I’m currently taking Linguistics 110, a general education linguistics course, from Dr. Cynthia Hallen, a professor in the linguistics department at Brigham Young University. Dr. Hallen was one of my dad’s favorite professors when he was a linguistics major at BYU in the ’90s, so I was really excited to take her class, and it has definitely been a ride.
On the first day of class Dr. Hallen told us that we would not have any tests in this class, just a 40-hour family history project, and a final project. I have to admit, I was taken aback by this. A family history project in a linguistics class? I didn’t see the connection. But I just decided to be happy, since this project did mean that I didn’t have to memorize any trivial facts or information for tests in this class and could just try to learn as much as I could.
The project seemed overly difficult at first, but after many hours of agonizing and crying on the phone to my mom, I had a plan in place, and I finally started to enjoy the process of learning more about my ancestor that I chose to write about, Franklin S Harris.
The plan was relatively simple: Gather information about Franklin S Harris, compile it into a short children’s biography, illustrate it, and then translate it into Farsi and Arabic.
And that’s what I did, more or less. I don’t speak Farsi, so I had my brother Phineas, who’s on a mission speaking Farsi, translate it into Farsi.

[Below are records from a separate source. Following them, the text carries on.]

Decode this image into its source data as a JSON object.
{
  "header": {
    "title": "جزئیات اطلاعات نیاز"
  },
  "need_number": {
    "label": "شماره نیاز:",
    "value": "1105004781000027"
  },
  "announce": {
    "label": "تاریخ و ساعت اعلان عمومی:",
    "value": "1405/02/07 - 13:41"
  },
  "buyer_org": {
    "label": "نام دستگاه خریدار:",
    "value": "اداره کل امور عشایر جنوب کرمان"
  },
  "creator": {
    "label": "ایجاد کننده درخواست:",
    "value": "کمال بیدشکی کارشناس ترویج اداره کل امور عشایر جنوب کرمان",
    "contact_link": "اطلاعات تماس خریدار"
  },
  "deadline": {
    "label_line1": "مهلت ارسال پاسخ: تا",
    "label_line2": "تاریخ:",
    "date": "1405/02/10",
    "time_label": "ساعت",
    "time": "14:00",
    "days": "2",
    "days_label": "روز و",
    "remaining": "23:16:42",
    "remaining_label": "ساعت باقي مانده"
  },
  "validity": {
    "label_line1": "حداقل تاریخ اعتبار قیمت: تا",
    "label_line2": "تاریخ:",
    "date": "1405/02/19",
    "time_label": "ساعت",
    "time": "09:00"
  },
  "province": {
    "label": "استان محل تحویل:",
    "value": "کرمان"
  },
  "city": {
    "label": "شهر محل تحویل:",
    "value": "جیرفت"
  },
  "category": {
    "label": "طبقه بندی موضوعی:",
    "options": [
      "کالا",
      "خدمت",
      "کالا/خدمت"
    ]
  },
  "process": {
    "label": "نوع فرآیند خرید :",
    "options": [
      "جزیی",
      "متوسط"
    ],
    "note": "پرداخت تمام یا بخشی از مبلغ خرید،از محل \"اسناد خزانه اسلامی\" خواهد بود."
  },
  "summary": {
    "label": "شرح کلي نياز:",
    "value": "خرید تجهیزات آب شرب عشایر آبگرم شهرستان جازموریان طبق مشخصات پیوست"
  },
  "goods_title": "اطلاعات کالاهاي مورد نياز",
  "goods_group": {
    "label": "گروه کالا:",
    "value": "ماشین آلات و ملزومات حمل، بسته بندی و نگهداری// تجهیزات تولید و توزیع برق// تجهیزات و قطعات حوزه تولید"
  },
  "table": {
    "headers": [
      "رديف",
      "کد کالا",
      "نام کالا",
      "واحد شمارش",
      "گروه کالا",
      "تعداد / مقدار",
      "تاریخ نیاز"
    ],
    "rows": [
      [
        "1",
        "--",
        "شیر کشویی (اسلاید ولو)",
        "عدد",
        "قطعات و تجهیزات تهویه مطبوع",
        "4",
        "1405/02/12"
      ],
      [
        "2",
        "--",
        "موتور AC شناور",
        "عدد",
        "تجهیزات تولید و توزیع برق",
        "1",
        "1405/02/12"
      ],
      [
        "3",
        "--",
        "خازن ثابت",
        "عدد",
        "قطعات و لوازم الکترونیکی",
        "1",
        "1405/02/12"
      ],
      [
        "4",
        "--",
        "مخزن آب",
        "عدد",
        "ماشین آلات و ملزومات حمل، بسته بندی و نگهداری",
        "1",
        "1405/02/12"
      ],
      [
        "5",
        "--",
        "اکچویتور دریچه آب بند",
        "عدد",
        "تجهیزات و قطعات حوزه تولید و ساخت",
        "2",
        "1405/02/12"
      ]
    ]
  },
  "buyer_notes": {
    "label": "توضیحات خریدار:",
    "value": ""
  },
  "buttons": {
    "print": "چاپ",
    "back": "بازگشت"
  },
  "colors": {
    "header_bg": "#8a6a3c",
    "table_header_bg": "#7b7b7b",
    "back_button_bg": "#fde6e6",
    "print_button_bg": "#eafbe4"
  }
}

I am also not nearly fluent in Arabic, so I had my friend Dalton Bradford help me extensively with that translation as well.
It may seem strange that I decided on this as my medium for this project, but I promise there’s a reason behind it. I wanted to write something unique and be able to incorporate my love of painting into the project somehow, and Franklin S Harris traveled extensively in his life, so he spoke some Farsi, and he spent a lot of time in the Middle East, although he never learned any Arabic to my knowledge.